All this had been done, with the few instruments available then, under Martini’s management. I can assert it because I was then involved professionally: just to cite a small example, I remember a participating exercise about prescription notes opened for discussion via e-mail to general practitioners.
The fruits of this experience were completely nullified by the following direction, which drastically downsized the research grants, now intermittent, abandoned education completely and reduced information to few marginal activities, often in the form of “campaigns” of publicity nature. As a consequence, the whole AIFA activity has acquired an “opacity” which seems to be the direct heritage of how its management was changed. The absolution of Nello Martini finally brings justice, but it does not shed light on this page of Italian Healthcare history, even though all the citizens should rightfully feel damaged for how things went.
INFORMATION AND EDUCATION BY MARTINI’S AIFA

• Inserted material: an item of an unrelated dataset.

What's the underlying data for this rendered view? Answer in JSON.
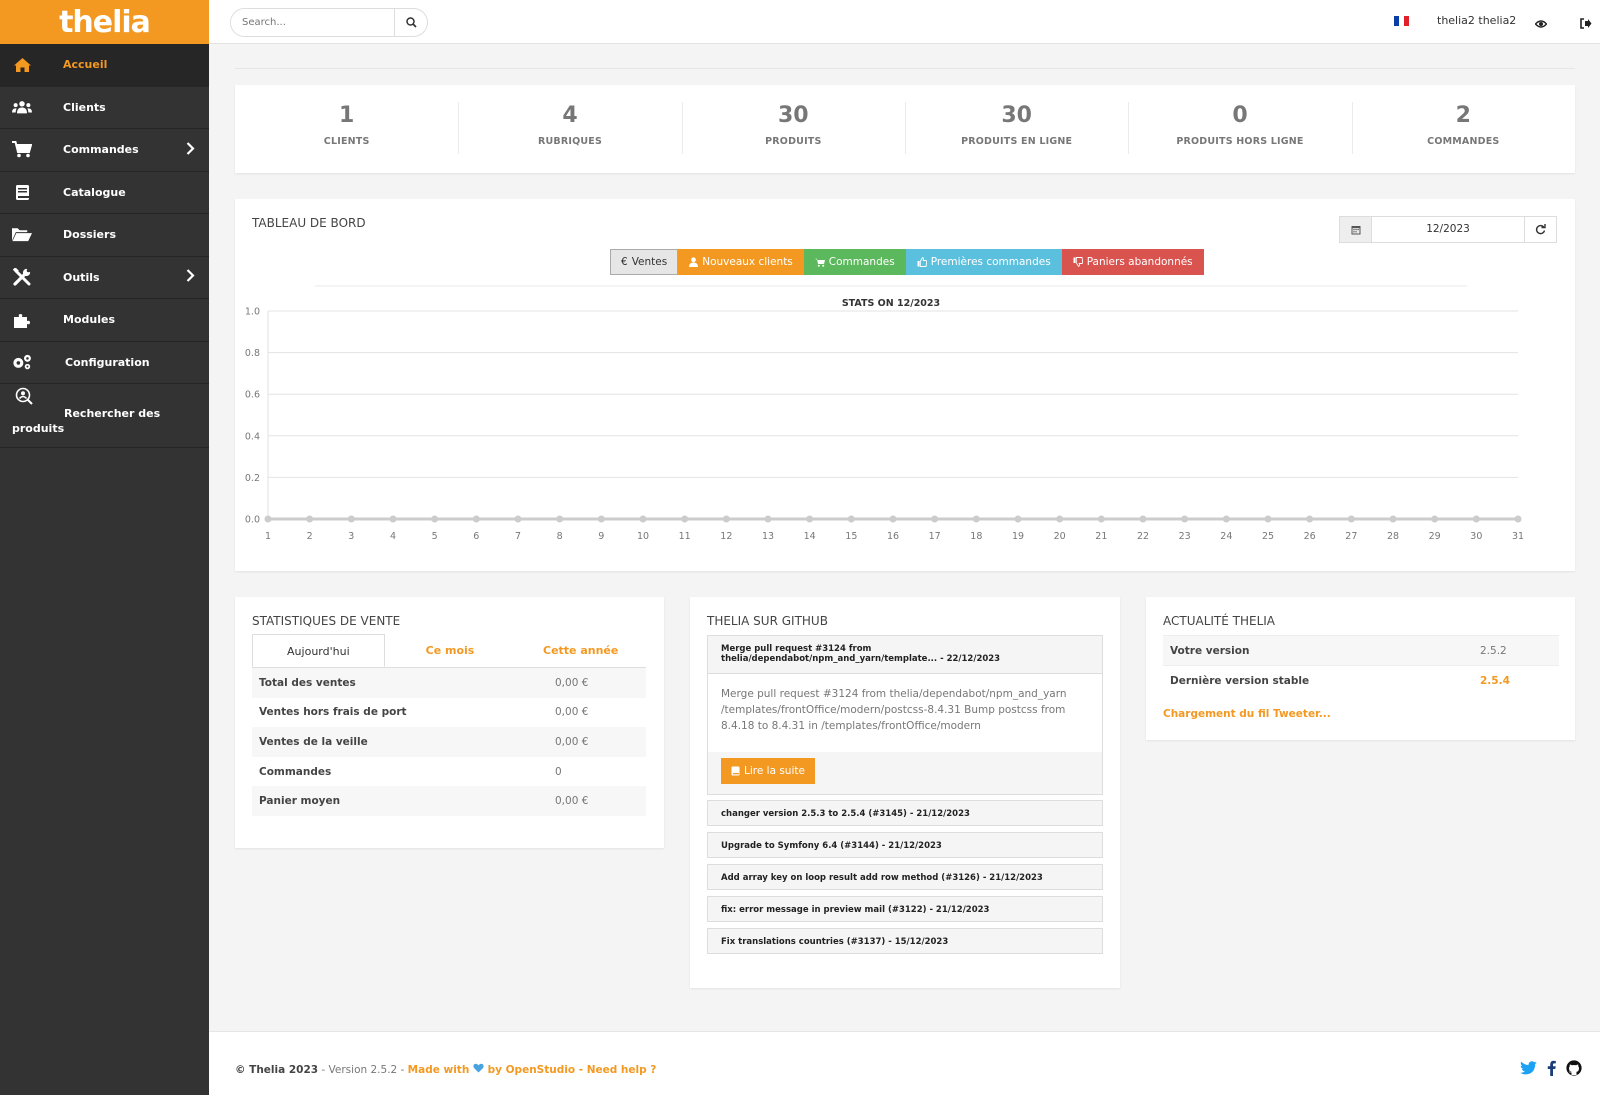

Below are listed some of the main activities for education and information conducted by AIFA – and before by the General Directorate of Medicines of the Health Ministry – both under the management of Nello Martini.
- Bollettino di informazione sui farmaci (BIF - drug information bulletin): renovated in its contents and graphics, the old BIF had been transformed from the previous bureaucratic news report to a scientific journal. Sent to 300,000 practitioners and 60,000 pharmacists (published by Pensiero Scientifico, 2000-2009). http://www.agenziafarmaco.gov.it/it/content/bollettino-di-informazione-s...

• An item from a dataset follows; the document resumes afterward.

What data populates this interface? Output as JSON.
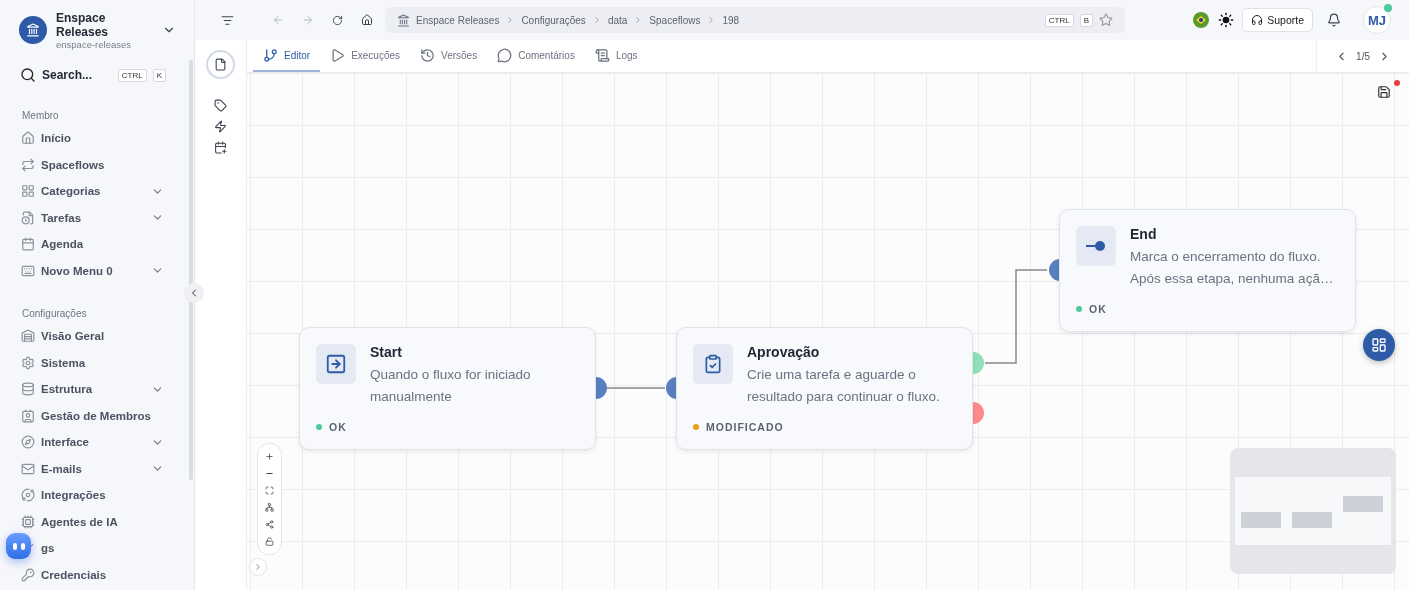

- ReAzioni: bimonthly journal of Pharmacovigilance, distributed to more than 20,000 health professionals. Sixty-four issues were published by Zadig between 2007 and 2009. http://agenziadelfarmaco.gov.it/it/content/rea-online
- Clinical Evidence edizione italiana: Italian edition by the Italian Cochrane Centre of the compendium of the best scientific evidences on healthcare interventions effectiveness; it was distributed to 300,000 general practitioners, specialists, university professors. It reached it sixth edition (published by Zadig 2002-2008). http://aifa.clinev.it/
- Guida all’uso dei Farmaci nei bambini (Guide for the use of medicines in children): distributed in 600,000 copies, only edition (Laboratory for Mother and Child Health, Mario Negri Institute)
- Prontuario farmaceutico nazionale (National pharmaceutical handbook): published in two editions (2004-2005) by Masson in more than 300,000 copies
- Farmaci in gravidanza (Drugs and pregnancy): edited in 2007 (only edition, Laboratory for Mother and Child Health, Mario Negri Institute) in 285,000 copies
Online distance learning
- ECCE-Medici: Online distance learning programme based on Clinical Evidence for practitioners and developed with the Italian Cochrane Centre. It had more than 40,000 participants engaged in more than one million courses and dispensed more than one million CME credits (publisher Zadig 2005/2008)
- ECCE-InFAD: Online distance learning for nurses developed with IPASVI federation, it had more than 100,000 participants engaged in more than 4 million courses and dispensed more than 3.5 million CME credits (publisher Zadig 2006/2008)
- BiFAD: Online distance learning for practitioners based on the BIF (Bulletin of information on drugs), it had more than 3,000 participants engaged in more than 8,000 courses (published by Pensiero Scientifico 2006-2008)
- ECM CCM: Online distance learning for practitioners and nurses on prevention topics by the Centre for Diseases Prevention and Management (CCM) of the Ministry of Health. It had more than 10,000 participants engaged in more than 56,000 courses (Publisher Zadig, 2010).